**Stored records:**
- Opening Delimiter -

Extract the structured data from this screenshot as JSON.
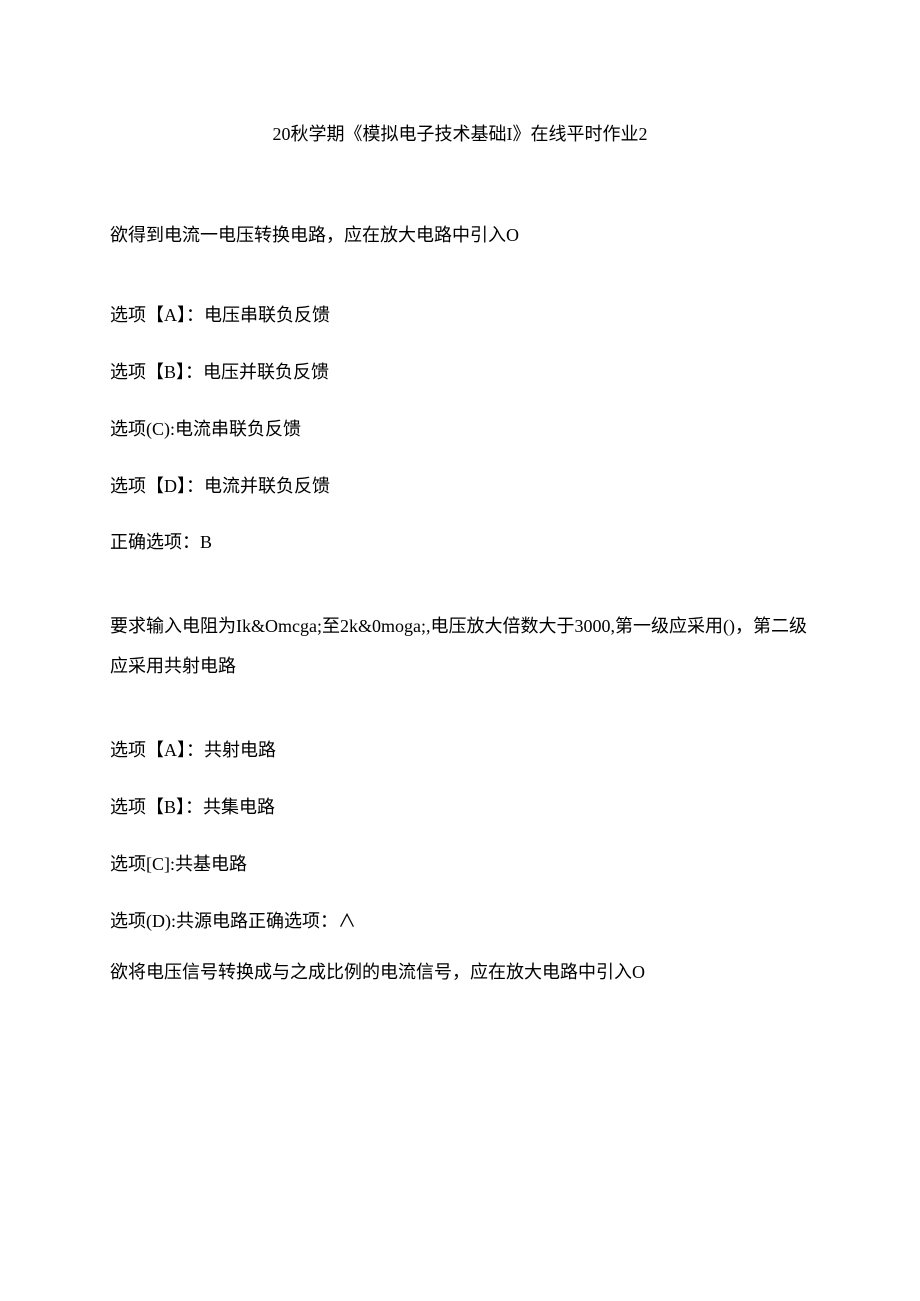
{
  "title": "20秋学期《模拟电子技术基础I》在线平时作业2",
  "q1": {
    "text": "欲得到电流一电压转换电路，应在放大电路中引入O",
    "optA": "选项【A】：电压串联负反馈",
    "optB": "选项【B】：电压并联负反馈",
    "optC": "选项(C):电流串联负反馈",
    "optD": "选项【D】：电流并联负反馈",
    "answer": "正确选项：B"
  },
  "q2": {
    "text": "要求输入电阻为Ik&Omcga;至2k&0moga;,电压放大倍数大于3000,第一级应采用()，第二级应采用共射电路",
    "optA": "选项【A】：共射电路",
    "optB": "选项【B】：共集电路",
    "optC": "选项[C]:共基电路",
    "optD": "选项(D):共源电路正确选项：∧"
  },
  "q3": {
    "text": "欲将电压信号转换成与之成比例的电流信号，应在放大电路中引入O"
  }
}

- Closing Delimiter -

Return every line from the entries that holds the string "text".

**COMPLETED TASK:**
    "text": "欲得到电流一电压转换电路，应在放大电路中引入O",
    "text": "要求输入电阻为Ik&Omcga;至2k&0moga;,电压放大倍数大于3000,第一级应采用()，第二级应采用共射电路",
    "text": "欲将电压信号转换成与之成比例的电流信号，应在放大电路中引入O"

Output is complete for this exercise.